Puerto Rico's Plantation Economy: Snapshots from the Library of Congress
This research guide provides access to historic photographic and film documentation, as well as related print and electronic resources, illustrating the 20th century efforts to transform Puerto Rico from a plantation to an industrial economy.
Giselle M. Avilés, Hispanic Reading Room, Latin American, Caribbean, and European Division
Suzanne M. Schadl, Chief, Latin American, Caribbean, and European Division
Talía Guzmán-González, Reference Librarian and Luso-Brazilian Specialist, Latin American, Caribbean, and European Division
Created: June 17, 2019
Last Updated: April 13, 2020
Between 1935 and 1944, photographers working for the U.S. government's Farm Security Administration (FSA) and later the Office of War Information (OWI) created approximately 1,600 color photographs and 175,000 black-and-white film negatives to depict every-day life in the United States, including Puerto Rico and the Virgin Islands.
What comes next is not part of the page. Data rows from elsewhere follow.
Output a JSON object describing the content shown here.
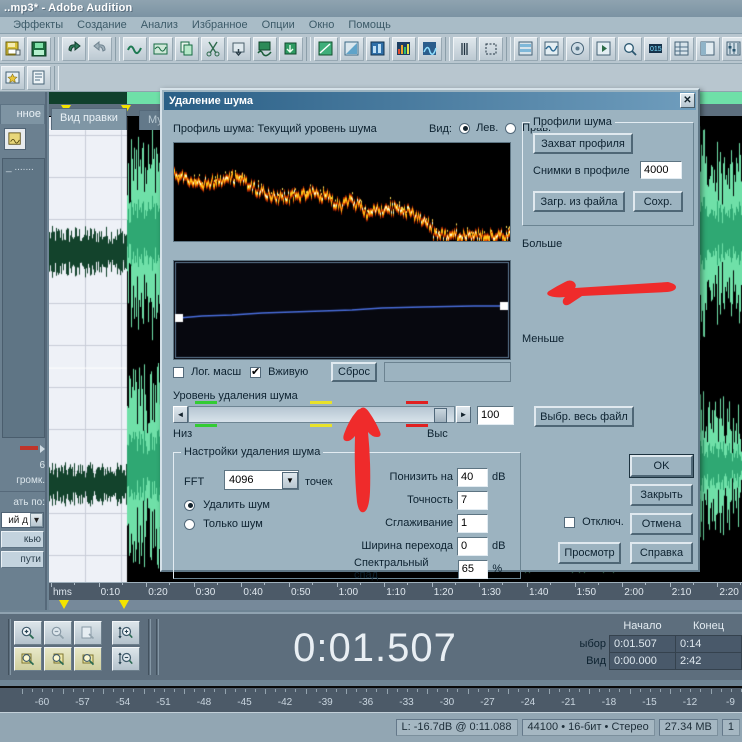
{
  "app": {
    "title": "..mp3* - Adobe Audition",
    "menu": [
      "а",
      "Эффекты",
      "Создание",
      "Анализ",
      "Избранное",
      "Опции",
      "Окно",
      "Помощь"
    ]
  },
  "sidebar": {
    "tab_label": "нное",
    "list_text": "_ .......",
    "meter_value": "6",
    "volume_label": "громк.",
    "sort_label": "ать по:",
    "combo_value": "ий д",
    "buttons": [
      "кью",
      "пути"
    ]
  },
  "editor": {
    "tabs": [
      {
        "label": "Вид правки",
        "active": true
      },
      {
        "label": "Муль",
        "active": false
      }
    ],
    "ruler_ticks": [
      "hms",
      "0:10",
      "0:20",
      "0:30",
      "0:40",
      "0:50",
      "1:00",
      "1:10",
      "1:20",
      "1:30",
      "1:40",
      "1:50",
      "2:00",
      "2:10",
      "2:20"
    ],
    "db_ticks": [
      "-60",
      "-57",
      "-54",
      "-51",
      "-48",
      "-45",
      "-42",
      "-39",
      "-36",
      "-33",
      "-30",
      "-27",
      "-24",
      "-21",
      "-18",
      "-15",
      "-12",
      "-9"
    ]
  },
  "transport": {
    "big_time": "0:01.507",
    "headers": [
      "Начало",
      "Конец"
    ],
    "rows": [
      {
        "label": "ыбор",
        "start": "0:01.507",
        "end": "0:14"
      },
      {
        "label": "Вид",
        "start": "0:00.000",
        "end": "2:42"
      }
    ],
    "zoom_icons": [
      "zoom-in-icon",
      "zoom-out-icon",
      "zoom-full-icon",
      "zoom-in-vertical-icon",
      "zoom-sel-left-icon",
      "zoom-sel-right-icon",
      "zoom-sel-icon",
      "zoom-out-vertical-icon"
    ]
  },
  "statusbar": {
    "level": "L: -16.7dB @  0:11.088",
    "format": "44100 • 16-бит • Стерео",
    "size": "27.34 MB",
    "extra": "1"
  },
  "dialog": {
    "title": "Удаление шума",
    "close_label": "✕",
    "profile_label": "Профиль шума: Текущий уровень шума",
    "view_label": "Вид:",
    "view_options": [
      {
        "label": "Лев.",
        "selected": true
      },
      {
        "label": "Прав.",
        "selected": false
      }
    ],
    "profiles_group": {
      "caption": "Профили шума",
      "capture_button": "Захват профиля",
      "snapshots_label": "Снимки в профиле",
      "snapshots_value": "4000",
      "load_button": "Загр. из файла",
      "save_button": "Сохр."
    },
    "scale_more": "Больше",
    "scale_less": "Меньше",
    "log_scale_label": "Лог. масш",
    "log_scale_checked": false,
    "live_label": "Вживую",
    "live_checked": true,
    "reset_button": "Сброс",
    "status_field": "",
    "level_group_label": "Уровень удаления шума",
    "level_value": "100",
    "level_low": "Низ",
    "level_high": "Выс",
    "select_all_button": "Выбр. весь файл",
    "settings_group": {
      "caption": "Настройки удаления шума",
      "fft_label": "FFT",
      "fft_value": "4096",
      "fft_suffix": "точек",
      "mode_options": [
        {
          "label": "Удалить шум",
          "selected": true
        },
        {
          "label": "Только шум",
          "selected": false
        }
      ],
      "fields": [
        {
          "label": "Понизить на",
          "value": "40",
          "unit": "dB"
        },
        {
          "label": "Точность",
          "value": "7",
          "unit": ""
        },
        {
          "label": "Сглаживание",
          "value": "1",
          "unit": ""
        },
        {
          "label": "Ширина перехода",
          "value": "0",
          "unit": "dB"
        },
        {
          "label": "Спектральный спад",
          "value": "65",
          "unit": "%"
        }
      ]
    },
    "disable_label": "Отключ.",
    "disable_checked": false,
    "preview_button": "Просмотр",
    "actions": [
      "OK",
      "Закрыть",
      "Отмена",
      "Справка"
    ]
  },
  "colors": {
    "dialog_bg": "#9cb3c0",
    "title_accent": "#2a5f86",
    "annotation_red": "#ef2b2b",
    "waveform_green": "#6fe0a8",
    "spectrum_orange": "#ff8c00"
  }
}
These efforts helped document how the shift in Puerto Rico's economy from a plantation to an industrial model affected family structures, public health, education and work. This guide highlights key photographic collections from two couples, Jack Delano and his wife, Irene; and Edwin Rosskam and his wife Louise. These couples documented these everyday impacts in their photographs of Puerto Rico.
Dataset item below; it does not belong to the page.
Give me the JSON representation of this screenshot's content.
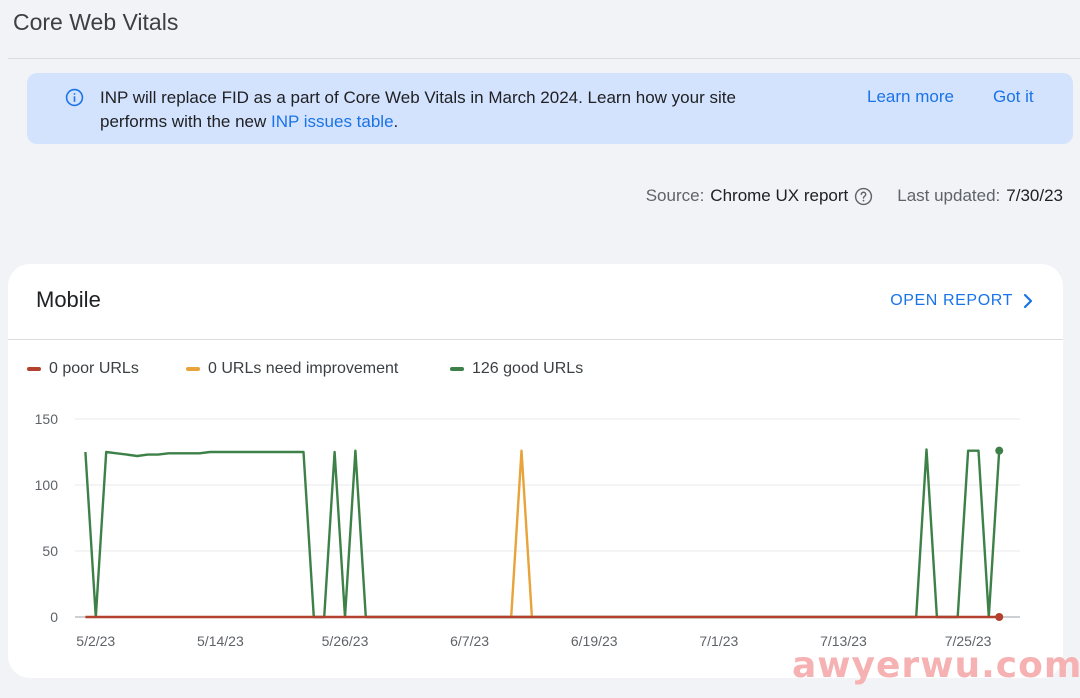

Our travel took us through every one of the seventy-six municipalities of the island, photographing coffee haciendas, tobacco farms, sugarcane fields, and grinding mills. We recorded the misery of tiempo muerto, the dead season, when the breathtaking, silvery fields of guajana, the sugarcane flower, obscured the ugly brutality of unemployment and want. And we witnessed the zafra, the sugar harvest, when men and oxen strained every muscle under the broiling sun and forty-three sugar mills spouted black smoke into the sky day and night.